President Klaus is the last obstacle to the completion of the treaty’s ratification and to the creation of a new EU President, foreign minister and European diplomatic service.
“I fear, and I am not the only person to fear, a deepening of EU integration,” he said during a visit to Moscow.
Mr Klaus, the EU’s only openly Eurosceptic head of state, has demanded new “opt-outs” from the Lisbon Treaty to prevent Germans expelled from the Czech Sudeten region after World War II from reclaiming their property.
“For me it is something of vital importance. In my opinion, the conditions that I have made for signing the agreement are serious,” he said.
The Czech Republic has been warned that it could lose its seat on the European Commission and face other unspecified “consequences” unless the country’s president abandons his solitary struggle against the EU.
A stern warning yesterday from Brussels that the Czechs could lose their place at Europe’s top table elicited only a shrug in Prague castle. Behind its ramparts, President Klaus maintained an enigmatic silence, but his footmen let it be known that he was in no mood to put pen to paper.
The rest of the EU has already ratified the Lisbon treaty, Tony Blair is waiting for the nod allowing him to move into a sumptuous residence in Brussels, but President Klaus is still playing poker with Europe.
We now have over 10 000 signatures for the petition to support Vaclav Klaus!
The President of the Czech Republic has no intention of signing the Lisbon treaty, a move that might allow David Cameron time to hold a British referendum on Europe.
President Klaus, the fiercely Eurosceptic Czech leader, is the last obstacle for the agreement after its ratification in the other 26 EU states but he has told supporters that he will never sign, The Times has learnt.

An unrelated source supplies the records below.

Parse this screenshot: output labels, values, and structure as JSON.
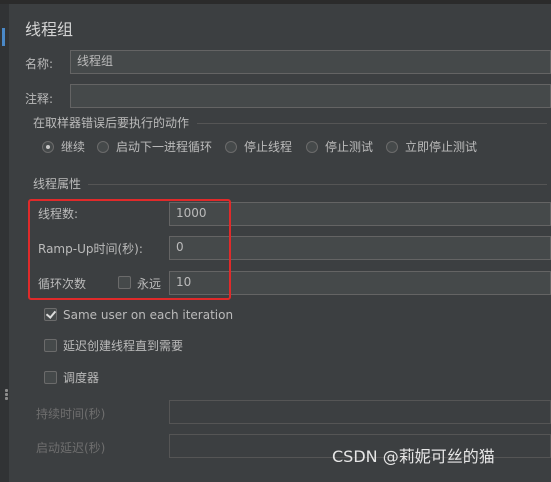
{
  "panel": {
    "title": "线程组",
    "name_label": "名称:",
    "name_value": "线程组",
    "comment_label": "注释:",
    "comment_value": ""
  },
  "sampler_error": {
    "label": "在取样器错误后要执行的动作",
    "options": [
      "继续",
      "启动下一进程循环",
      "停止线程",
      "停止测试",
      "立即停止测试"
    ],
    "selected": "继续"
  },
  "thread_props": {
    "label": "线程属性",
    "threads_label": "线程数:",
    "threads_value": "1000",
    "rampup_label": "Ramp-Up时间(秒):",
    "rampup_value": "0",
    "loop_label": "循环次数",
    "forever_label": "永远",
    "forever_checked": false,
    "loop_value": "10",
    "same_user_label": "Same user on each iteration",
    "same_user_checked": true,
    "delay_label": "延迟创建线程直到需要",
    "delay_checked": false,
    "scheduler_label": "调度器",
    "scheduler_checked": false,
    "duration_label": "持续时间(秒)",
    "duration_value": "",
    "startup_delay_label": "启动延迟(秒)",
    "startup_delay_value": ""
  },
  "watermark": "CSDN @莉妮可丝的猫",
  "colors": {
    "background": "#3c3f41",
    "field": "#45494a",
    "text": "#bbbbbb",
    "highlight_box": "#e02a2a"
  }
}
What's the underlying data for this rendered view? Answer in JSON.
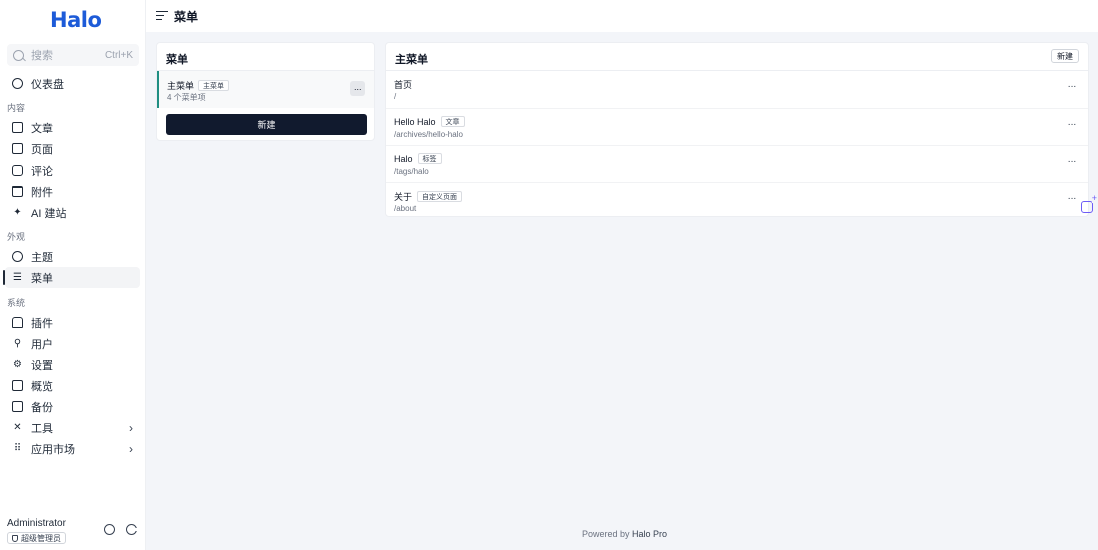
{
  "brand": {
    "logo": "Halo",
    "color": "#1d5bd8"
  },
  "search": {
    "placeholder": "搜索",
    "shortcut": "Ctrl+K",
    "icon": "search-icon"
  },
  "sidebar": {
    "dashboard": "仪表盘",
    "groups": {
      "content": "内容",
      "appearance": "外观",
      "system": "系统"
    },
    "items": {
      "posts": "文章",
      "pages": "页面",
      "comments": "评论",
      "attachments": "附件",
      "ai": "AI 建站",
      "themes": "主题",
      "menus": "菜单",
      "plugins": "插件",
      "users": "用户",
      "settings": "设置",
      "overview": "概览",
      "backup": "备份",
      "tools": "工具",
      "market": "应用市场"
    },
    "active": "menus"
  },
  "user": {
    "name": "Administrator",
    "role": "超级管理员"
  },
  "header": {
    "title": "菜单"
  },
  "menus_card": {
    "title": "菜单",
    "menu": {
      "name": "主菜单",
      "tag": "主菜单",
      "count": "4 个菜单项",
      "more": "···"
    },
    "new_button": "新建",
    "accent": "#1f8e82"
  },
  "items_card": {
    "title": "主菜单",
    "new_button": "新建",
    "items": [
      {
        "label": "首页",
        "tag": "",
        "path": "/",
        "more": "···"
      },
      {
        "label": "Hello Halo",
        "tag": "文章",
        "path": "/archives/hello-halo",
        "more": "···"
      },
      {
        "label": "Halo",
        "tag": "标签",
        "path": "/tags/halo",
        "more": "···"
      },
      {
        "label": "关于",
        "tag": "自定义页面",
        "path": "/about",
        "more": "···"
      }
    ]
  },
  "footer": {
    "prefix": "Powered by",
    "brand": "Halo Pro"
  }
}
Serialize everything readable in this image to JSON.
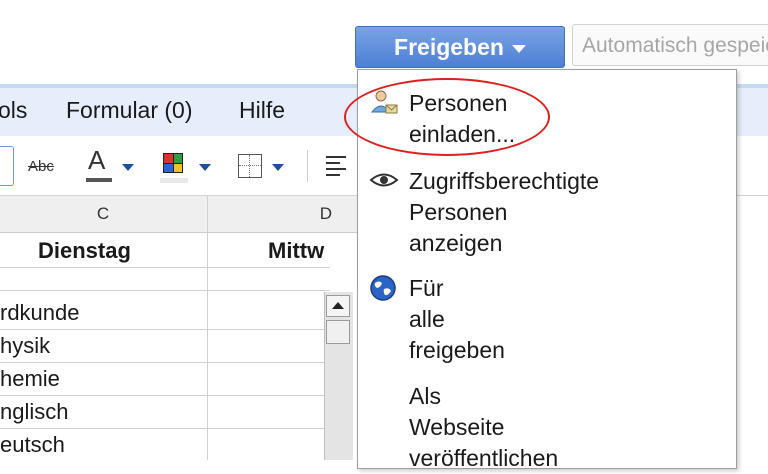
{
  "share_button": {
    "label": "Freigeben"
  },
  "autosave": {
    "text": "Automatisch gespeichert"
  },
  "menu": {
    "items": [
      "ols",
      "Formular (0)",
      "Hilfe"
    ]
  },
  "toolbar": {
    "strikethrough_label": "Abc",
    "font_color_label": "A"
  },
  "sheet": {
    "columns": [
      "C",
      "D"
    ],
    "header_cells": [
      "Dienstag",
      "Mittw"
    ],
    "rows": [
      "rdkunde",
      "hysik",
      "hemie",
      "nglisch",
      "eutsch"
    ]
  },
  "dropdown": {
    "items": [
      {
        "icon": "invite-people-icon",
        "lines": [
          "Personen",
          "einladen..."
        ]
      },
      {
        "icon": "eye-icon",
        "lines": [
          "Zugriffsberechtigte",
          "Personen",
          "anzeigen"
        ]
      },
      {
        "icon": "globe-icon",
        "lines": [
          "Für",
          "alle",
          "freigeben"
        ]
      },
      {
        "icon": null,
        "lines": [
          "Als",
          "Webseite",
          "veröffentlichen"
        ]
      }
    ]
  },
  "colors": {
    "accent_blue": "#4d7fd4",
    "annotation_red": "#e02020",
    "menubar_bg": "#e5eefa"
  }
}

Asked during a walkabout on Sunday not to put his name to the treaty, Mr Klaus replied: “Don’t worry, I won’t.”
The crisis over the EU Lisbon Treaty has deepened after the Czech Republic’s government backed down in a battle with President Vaclav Klaus over his refusal to sign the text.
Jan Fischer, the caretaker prime minister, announced a climb-down after an emergency cabinet meeting in Prague, saying he would negotiate President Vaclav Klaus’s call for a new Lisbon Treaty “opt-out” when he met other European Union leaders later this month.
Mr Fischer, who has been summoned to Brussels on Tuesday to explain the Czech position, was forced to admit that he was unsure whether Mr Klaus would sign the EU Treaty, even if his demand was met.“The government would like to have clear and sound guarantees from the side of the head of state that this is actually the last step from his side and no other additional conditions will be added,” he said.
The preferred EU option is to offer the Czech Republic “legal guarantees” such as those that were given to Ireland, before the country held its second, successful referendum on the treaty earlier this month.
This route would prevent any need to re-ratify in all 27 EU member states and would allow the Lisbon Treaty to enter into force next year.
But Ladislav Jakl, Mr Klaus’s spokesman, has ruled out this method “as an absolutely impossible way forward”.
“The guarantees given to Ireland are not guarantees. They were a political declaration in a style such that the Irish wolf filled its stomach and the Lisbon goat remained whole,” he told the Lidové Noviny newspaper.
Any demand from the Mr Klaus for reopening of the Lisbon Treaty text to insert an “opt-out” would be refused by the other EU countries.
In faraway Brussels furious diplomats were calling for his impeachment and even his country’s expulsion from the European Union because of his obstinate refusal to sign the Lisbon treaty. Klaus, now the only European leader holding out against ratifying the document, made it clear he did not give a damn.
“I have always considered this treaty a step in the wrong direction,” Klaus said. As he is well aware, the slightest change to the treaty, which was first proposed in 2001, would require all 27 EU member countries to agree.
His remarks were greeted with outrage in Europe. German and French diplomats, in talks with their Czech counterparts, explored two ways of removing the Klaus obstacle: impeach him or change the Czech constitution to take away his right of veto.
Klaus is unlikely to give in without at least some concessions. He is said to want to be seen as the leader who derailed the European project. A comparison is being drawn in Prague with Edvard Benes, the pre-war Czech leader who in 1938 had to flee to Britain after refusing to cede territory to Hitler under the Munich agreement.